TASK TO COMPLETE
Find the lines below that contain the string "this". Copy each one.

Collected data entries
◇ ◇ ◇ ◇ ◇ ◇ ◇

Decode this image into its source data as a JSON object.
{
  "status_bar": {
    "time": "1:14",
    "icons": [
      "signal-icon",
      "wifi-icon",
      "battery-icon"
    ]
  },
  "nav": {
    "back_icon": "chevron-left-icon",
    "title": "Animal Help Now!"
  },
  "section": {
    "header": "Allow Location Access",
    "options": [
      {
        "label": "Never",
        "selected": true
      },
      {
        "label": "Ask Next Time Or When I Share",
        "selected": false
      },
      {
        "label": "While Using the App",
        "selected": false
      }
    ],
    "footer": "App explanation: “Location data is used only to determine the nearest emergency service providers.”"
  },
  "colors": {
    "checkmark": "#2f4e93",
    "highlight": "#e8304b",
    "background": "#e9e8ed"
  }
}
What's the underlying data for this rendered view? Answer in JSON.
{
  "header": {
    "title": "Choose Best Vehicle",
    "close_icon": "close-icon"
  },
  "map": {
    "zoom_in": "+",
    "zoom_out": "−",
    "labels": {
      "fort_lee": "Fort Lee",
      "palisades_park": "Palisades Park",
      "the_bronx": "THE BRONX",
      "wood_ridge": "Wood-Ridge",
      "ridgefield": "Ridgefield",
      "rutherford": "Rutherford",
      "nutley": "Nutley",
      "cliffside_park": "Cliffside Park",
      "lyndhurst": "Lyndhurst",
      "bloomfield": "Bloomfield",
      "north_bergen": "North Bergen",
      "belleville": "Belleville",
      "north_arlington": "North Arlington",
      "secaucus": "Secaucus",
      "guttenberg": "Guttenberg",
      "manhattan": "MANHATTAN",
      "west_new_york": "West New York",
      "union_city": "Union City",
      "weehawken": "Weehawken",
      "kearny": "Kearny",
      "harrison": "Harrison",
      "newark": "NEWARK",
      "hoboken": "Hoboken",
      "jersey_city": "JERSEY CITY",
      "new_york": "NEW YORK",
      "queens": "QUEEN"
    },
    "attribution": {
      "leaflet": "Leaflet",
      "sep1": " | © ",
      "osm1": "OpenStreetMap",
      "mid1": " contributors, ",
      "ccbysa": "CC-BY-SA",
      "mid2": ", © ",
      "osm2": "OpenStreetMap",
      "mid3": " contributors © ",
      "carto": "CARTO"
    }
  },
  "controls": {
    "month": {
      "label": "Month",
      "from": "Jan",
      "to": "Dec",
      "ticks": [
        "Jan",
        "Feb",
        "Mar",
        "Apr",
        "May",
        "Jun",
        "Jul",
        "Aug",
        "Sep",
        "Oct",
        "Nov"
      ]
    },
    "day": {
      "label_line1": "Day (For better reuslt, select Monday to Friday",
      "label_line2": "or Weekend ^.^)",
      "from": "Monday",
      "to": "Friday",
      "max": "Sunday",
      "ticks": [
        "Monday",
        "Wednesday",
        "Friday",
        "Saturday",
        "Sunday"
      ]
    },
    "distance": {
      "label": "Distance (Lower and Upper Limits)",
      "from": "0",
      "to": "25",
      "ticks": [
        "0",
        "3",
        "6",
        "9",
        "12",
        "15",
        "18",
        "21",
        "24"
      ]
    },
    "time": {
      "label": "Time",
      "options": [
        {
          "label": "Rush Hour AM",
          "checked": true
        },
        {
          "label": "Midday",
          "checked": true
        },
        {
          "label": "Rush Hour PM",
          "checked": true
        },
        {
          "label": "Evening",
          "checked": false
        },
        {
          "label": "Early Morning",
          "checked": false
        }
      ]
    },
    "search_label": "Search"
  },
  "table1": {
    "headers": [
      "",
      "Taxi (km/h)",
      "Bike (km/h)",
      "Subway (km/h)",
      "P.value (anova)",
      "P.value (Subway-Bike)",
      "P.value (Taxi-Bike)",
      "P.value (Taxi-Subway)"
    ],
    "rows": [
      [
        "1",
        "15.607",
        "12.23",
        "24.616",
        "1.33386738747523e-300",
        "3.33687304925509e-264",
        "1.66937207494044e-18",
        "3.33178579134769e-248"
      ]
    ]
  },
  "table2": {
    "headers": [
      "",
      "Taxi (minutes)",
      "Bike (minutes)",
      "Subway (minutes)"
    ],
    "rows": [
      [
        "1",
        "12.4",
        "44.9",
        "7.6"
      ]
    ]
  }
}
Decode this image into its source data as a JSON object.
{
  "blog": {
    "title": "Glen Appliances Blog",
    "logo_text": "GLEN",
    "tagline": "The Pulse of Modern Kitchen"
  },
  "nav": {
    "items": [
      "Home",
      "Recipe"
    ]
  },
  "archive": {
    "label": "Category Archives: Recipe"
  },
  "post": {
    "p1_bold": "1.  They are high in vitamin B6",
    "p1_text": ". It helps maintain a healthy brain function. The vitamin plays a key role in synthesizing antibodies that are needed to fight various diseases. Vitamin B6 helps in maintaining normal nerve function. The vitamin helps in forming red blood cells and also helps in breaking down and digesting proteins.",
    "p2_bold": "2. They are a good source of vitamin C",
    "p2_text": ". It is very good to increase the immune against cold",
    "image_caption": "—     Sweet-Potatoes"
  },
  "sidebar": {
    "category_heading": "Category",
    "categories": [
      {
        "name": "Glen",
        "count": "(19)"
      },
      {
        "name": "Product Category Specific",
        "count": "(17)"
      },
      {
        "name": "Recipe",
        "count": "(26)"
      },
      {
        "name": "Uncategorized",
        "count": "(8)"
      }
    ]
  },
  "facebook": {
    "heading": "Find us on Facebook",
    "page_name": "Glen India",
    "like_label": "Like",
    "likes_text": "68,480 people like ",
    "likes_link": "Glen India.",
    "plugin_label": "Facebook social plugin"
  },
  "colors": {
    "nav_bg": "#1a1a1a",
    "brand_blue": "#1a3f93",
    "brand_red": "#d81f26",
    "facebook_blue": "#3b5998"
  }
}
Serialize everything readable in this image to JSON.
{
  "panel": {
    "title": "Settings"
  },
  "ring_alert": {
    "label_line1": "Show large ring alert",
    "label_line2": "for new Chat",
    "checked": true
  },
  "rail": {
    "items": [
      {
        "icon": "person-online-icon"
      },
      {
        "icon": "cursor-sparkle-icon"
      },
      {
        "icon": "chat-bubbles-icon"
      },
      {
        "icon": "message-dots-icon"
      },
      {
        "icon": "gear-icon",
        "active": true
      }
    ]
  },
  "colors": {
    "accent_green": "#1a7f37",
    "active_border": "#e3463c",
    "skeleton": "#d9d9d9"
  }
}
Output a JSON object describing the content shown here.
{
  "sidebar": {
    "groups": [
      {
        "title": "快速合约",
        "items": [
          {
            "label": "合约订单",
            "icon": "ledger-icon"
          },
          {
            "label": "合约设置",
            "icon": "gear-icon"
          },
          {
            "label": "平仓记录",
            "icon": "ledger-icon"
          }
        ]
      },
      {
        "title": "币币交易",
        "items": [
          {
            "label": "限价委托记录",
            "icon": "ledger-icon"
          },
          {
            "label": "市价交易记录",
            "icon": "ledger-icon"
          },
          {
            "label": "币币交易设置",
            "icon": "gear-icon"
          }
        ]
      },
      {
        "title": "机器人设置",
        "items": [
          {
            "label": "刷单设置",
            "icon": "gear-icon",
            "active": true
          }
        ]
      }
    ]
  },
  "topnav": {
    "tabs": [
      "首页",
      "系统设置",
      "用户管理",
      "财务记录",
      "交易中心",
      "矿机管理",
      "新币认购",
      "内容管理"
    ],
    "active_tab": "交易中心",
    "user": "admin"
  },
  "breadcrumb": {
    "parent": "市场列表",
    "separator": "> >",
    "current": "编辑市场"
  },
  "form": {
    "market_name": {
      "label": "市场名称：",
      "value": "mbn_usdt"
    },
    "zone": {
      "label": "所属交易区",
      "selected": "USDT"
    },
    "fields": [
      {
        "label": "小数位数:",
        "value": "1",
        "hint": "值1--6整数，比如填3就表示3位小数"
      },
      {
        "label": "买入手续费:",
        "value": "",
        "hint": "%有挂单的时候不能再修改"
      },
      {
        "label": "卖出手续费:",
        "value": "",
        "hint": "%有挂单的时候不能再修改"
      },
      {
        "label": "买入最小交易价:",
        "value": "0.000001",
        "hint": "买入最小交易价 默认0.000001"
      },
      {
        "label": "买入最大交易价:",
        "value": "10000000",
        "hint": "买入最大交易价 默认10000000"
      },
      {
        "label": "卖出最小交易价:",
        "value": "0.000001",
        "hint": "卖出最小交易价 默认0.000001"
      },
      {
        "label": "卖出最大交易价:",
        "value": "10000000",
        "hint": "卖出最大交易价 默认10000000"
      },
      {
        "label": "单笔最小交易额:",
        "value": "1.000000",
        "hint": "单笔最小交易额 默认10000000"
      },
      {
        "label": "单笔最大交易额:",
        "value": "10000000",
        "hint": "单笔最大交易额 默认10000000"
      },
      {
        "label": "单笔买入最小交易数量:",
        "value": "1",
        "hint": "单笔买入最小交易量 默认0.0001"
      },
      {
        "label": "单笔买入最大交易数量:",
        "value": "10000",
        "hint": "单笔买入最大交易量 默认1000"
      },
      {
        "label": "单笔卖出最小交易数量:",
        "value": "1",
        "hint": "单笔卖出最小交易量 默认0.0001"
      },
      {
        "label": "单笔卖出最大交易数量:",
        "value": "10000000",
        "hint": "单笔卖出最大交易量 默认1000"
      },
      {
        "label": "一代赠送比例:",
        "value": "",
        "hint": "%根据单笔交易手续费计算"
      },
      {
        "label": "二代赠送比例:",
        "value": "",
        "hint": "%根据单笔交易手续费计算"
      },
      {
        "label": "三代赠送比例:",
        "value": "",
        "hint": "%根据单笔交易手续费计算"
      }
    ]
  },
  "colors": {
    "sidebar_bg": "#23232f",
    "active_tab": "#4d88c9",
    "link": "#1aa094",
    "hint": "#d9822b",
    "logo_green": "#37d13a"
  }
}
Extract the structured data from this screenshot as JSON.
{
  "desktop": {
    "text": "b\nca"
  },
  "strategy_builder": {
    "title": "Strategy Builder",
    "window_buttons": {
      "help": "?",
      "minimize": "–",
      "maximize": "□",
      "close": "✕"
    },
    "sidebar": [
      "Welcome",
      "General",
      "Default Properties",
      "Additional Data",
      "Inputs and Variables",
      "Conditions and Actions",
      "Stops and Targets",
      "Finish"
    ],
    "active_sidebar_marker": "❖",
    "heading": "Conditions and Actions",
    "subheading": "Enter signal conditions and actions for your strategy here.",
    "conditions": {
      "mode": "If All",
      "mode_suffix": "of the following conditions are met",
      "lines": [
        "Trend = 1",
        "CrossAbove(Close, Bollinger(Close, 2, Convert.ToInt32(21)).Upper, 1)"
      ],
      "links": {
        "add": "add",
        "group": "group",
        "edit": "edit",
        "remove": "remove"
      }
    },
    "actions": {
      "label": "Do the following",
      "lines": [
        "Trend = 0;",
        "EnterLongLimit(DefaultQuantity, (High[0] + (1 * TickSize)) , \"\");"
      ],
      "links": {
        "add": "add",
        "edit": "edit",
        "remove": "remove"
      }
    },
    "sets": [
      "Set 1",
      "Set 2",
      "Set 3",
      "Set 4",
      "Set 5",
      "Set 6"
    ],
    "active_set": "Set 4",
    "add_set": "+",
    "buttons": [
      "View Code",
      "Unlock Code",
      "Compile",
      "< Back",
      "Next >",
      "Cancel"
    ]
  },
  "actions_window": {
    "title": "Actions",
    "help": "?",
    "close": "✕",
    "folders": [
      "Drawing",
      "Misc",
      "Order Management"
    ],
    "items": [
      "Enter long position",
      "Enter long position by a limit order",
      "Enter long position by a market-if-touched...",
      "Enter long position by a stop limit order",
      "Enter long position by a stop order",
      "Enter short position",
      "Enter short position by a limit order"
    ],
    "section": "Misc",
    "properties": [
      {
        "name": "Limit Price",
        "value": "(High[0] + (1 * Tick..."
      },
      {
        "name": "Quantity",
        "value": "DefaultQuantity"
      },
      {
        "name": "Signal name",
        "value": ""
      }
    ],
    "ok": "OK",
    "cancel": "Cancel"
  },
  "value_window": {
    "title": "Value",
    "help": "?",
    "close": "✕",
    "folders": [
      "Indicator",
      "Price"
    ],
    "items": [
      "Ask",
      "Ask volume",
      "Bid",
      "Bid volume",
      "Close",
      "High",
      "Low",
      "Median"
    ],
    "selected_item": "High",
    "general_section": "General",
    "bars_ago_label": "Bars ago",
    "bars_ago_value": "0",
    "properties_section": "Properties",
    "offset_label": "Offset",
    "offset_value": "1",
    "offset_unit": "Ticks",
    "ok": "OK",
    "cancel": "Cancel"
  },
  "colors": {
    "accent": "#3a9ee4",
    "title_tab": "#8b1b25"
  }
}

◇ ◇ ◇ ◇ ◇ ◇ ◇

RESPONSE BELOW
Decode this image into its source data as a JSON object.
What's the underlying data for this rendered view? Answer in JSON.
Decode this image into its source data as a JSON object.
Serialize everything readable in this image to JSON.
Extract the structured data from this screenshot as JSON.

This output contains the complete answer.